#### ENTRIES SHOWN ####

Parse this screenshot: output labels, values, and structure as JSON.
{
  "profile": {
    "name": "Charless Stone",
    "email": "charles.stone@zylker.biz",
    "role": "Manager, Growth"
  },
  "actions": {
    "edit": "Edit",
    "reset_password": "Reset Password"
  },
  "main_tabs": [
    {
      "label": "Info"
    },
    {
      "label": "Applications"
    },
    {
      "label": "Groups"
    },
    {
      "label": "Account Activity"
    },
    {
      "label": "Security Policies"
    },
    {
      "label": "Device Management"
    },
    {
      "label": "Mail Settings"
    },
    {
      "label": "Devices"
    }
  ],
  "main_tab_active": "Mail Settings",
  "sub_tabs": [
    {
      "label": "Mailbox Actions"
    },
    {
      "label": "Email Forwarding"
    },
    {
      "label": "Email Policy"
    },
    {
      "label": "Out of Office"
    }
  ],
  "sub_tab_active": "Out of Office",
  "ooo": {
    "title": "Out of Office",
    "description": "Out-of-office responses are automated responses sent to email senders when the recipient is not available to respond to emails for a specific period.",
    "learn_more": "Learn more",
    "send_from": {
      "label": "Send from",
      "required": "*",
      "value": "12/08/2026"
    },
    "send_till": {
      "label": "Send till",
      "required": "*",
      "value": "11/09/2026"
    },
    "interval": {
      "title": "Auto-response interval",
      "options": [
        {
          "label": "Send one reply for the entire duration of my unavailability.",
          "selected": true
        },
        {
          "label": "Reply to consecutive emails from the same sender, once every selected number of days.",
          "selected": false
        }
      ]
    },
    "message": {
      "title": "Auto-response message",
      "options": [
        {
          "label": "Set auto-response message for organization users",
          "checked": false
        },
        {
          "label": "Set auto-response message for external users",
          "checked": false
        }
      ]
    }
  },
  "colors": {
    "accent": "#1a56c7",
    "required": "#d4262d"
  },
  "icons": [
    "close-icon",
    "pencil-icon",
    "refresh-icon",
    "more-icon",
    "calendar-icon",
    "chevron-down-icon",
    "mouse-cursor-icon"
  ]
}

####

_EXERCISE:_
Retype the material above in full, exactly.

_RESPONSE BELOW:_
Parse this screenshot: output labels, values, and structure as JSON.
{
  "profile": {
    "name": "Charless Stone",
    "email": "charles.stone@zylker.biz",
    "role": "Manager, Growth"
  },
  "actions": {
    "edit": "Edit",
    "reset_password": "Reset Password"
  },
  "main_tabs": [
    {
      "label": "Info"
    },
    {
      "label": "Applications"
    },
    {
      "label": "Groups"
    },
    {
      "label": "Account Activity"
    },
    {
      "label": "Security Policies"
    },
    {
      "label": "Device Management"
    },
    {
      "label": "Mail Settings"
    },
    {
      "label": "Devices"
    }
  ],
  "main_tab_active": "Mail Settings",
  "sub_tabs": [
    {
      "label": "Mailbox Actions"
    },
    {
      "label": "Email Forwarding"
    },
    {
      "label": "Email Policy"
    },
    {
      "label": "Out of Office"
    }
  ],
  "sub_tab_active": "Out of Office",
  "ooo": {
    "title": "Out of Office",
    "description": "Out-of-office responses are automated responses sent to email senders when the recipient is not available to respond to emails for a specific period.",
    "learn_more": "Learn more",
    "send_from": {
      "label": "Send from",
      "required": "*",
      "value": "12/08/2026"
    },
    "send_till": {
      "label": "Send till",
      "required": "*",
      "value": "11/09/2026"
    },
    "interval": {
      "title": "Auto-response interval",
      "options": [
        {
          "label": "Send one reply for the entire duration of my unavailability.",
          "selected": true
        },
        {
          "label": "Reply to consecutive emails from the same sender, once every selected number of days.",
          "selected": false
        }
      ]
    },
    "message": {
      "title": "Auto-response message",
      "options": [
        {
          "label": "Set auto-response message for organization users",
          "checked": false
        },
        {
          "label": "Set auto-response message for external users",
          "checked": false
        }
      ]
    }
  },
  "colors": {
    "accent": "#1a56c7",
    "required": "#d4262d"
  },
  "icons": [
    "close-icon",
    "pencil-icon",
    "refresh-icon",
    "more-icon",
    "calendar-icon",
    "chevron-down-icon",
    "mouse-cursor-icon"
  ]
}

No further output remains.